The recent restoration is GLORIOUS. The mural is no longer peeling and the colors are so solid and vibrant. There’s so much to learn from the mural as each moment in history melts into the next.
It’s viewable from the park above the flood control wash. Best to park near Coldwater Canyon Ave and Burbank Blvd, where the mural begin (If you see a prehistoric ground sloth sticking its tongue out at the rest of the mural, you’re in good shape), and walk along the fence, parallel to Coldwater Canyon, toward Oxnard Street.
Patricia D., Los Angeles, CA
Often I get a little envious that most of the historical landmarks that have set identity to this country are found around the East Coast. After my visit to The Great Wall of LA, that envy is no more!
Outside of the cookie cutter history books that are written from one perspective, The Great Wall involved a diverse group of young individuals with their families working with historians, artists and academicians to give an accurate and personal presentation of California/Los Angeles history!

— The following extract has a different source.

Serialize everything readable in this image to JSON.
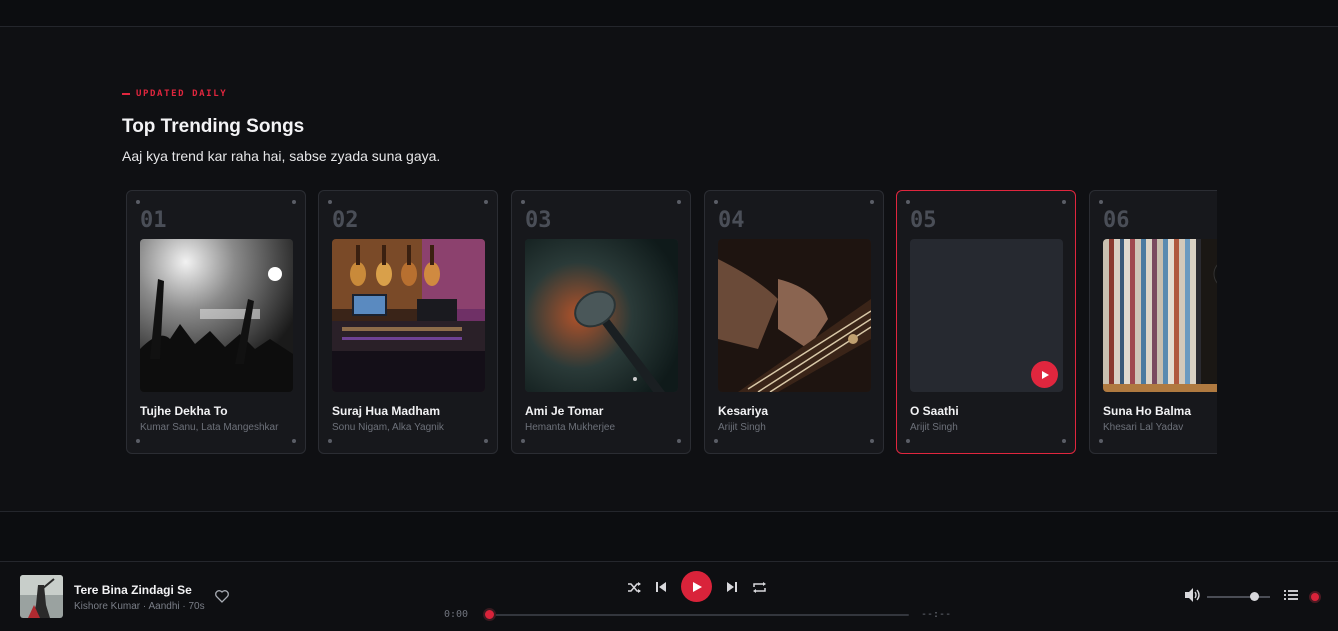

It cost nothing but a drive to Valley Glen College to enjoy this amazing mural! Not only is there art to be enjoyed but there is a belt of grass along with a pathway around the mural that is great for a little power walk! ha ha Parking is easily available and there is plenty of shade, perhaps in a warm day!
This is a definite treasure of LA. The issues and events that are depicted in the panels are some that are still being fought about in the present time! It is an indescribable feeling learning more that LA is not just a place of aesthetics and money! It is a place of progression and enriching cultures!
You will not regret your visit!
The Great Wall of Los Angeles is located in the Tujunga Wash Flood Control Channel (LA River) in the San Fernando Valley – Studio City / Valley Glen.
Near LA Valley College and Grant High School
North of the Ventura Freeway (101), between the 405 and 170.
From the 101, Exit on Coldwater Canyon Ave. and head North.
The Great Wall is on Coldwater Canyon Avenue between Burbank Blvd. and Oxnard St.
Park along the street and walk the 1/2 mile mural and enjoy!
The Great Wall production has always been a collaborative project. The first step has always been to create compelling metaphors and interpretations of the American History and particularly the California History. After the proposal of various concepts and proposals, the final draft has been extracted and used to start the next section of the mural.
Please review our past interactive submissions and get inspired.
Audience Participation: Metaphor Gathering
1. What is a metaphor that, for you, defines one of the last four decades of the 20th century?
2. What is an art work from one of the last four decades that symbolizes for you the spirit of that time?
From Serg Hernandez
A once proud Aztec people now work as gardeners blowing leaves and grass.
Anonymous from Stanford University:
“An artist who represents the 80’s: JEFF KOONS’ image of Michael Jackson and Bubbles which captures the cult of celebrity, materialism, pop culture, all relevant during the Reganomics 80’s.”
From S.A. Beckman
By collaging images taken from cold-war era and contemporary magazines, I attempt to reveal sexism, conformity, consumer appetite, and the denial of dysfunction as underlying the media’s construction of the American family.
From the Community Arts Center in Los Angeles
First of all – great idea!! Keep it up SPARC !!!!
What comes to mind, briefly, is the NEA shenanigans and Karen Finley, the “Piss Christ”, of Andre Serrano. Censorship and cultural co-opting by a select few deemed reverent by the art community.
What also comes to mind are cultural incidents that have come to define our Americanism: Rodney King, the dragging and decapitating of an African-American man, the killing of Andrew Sheppard, and MTV.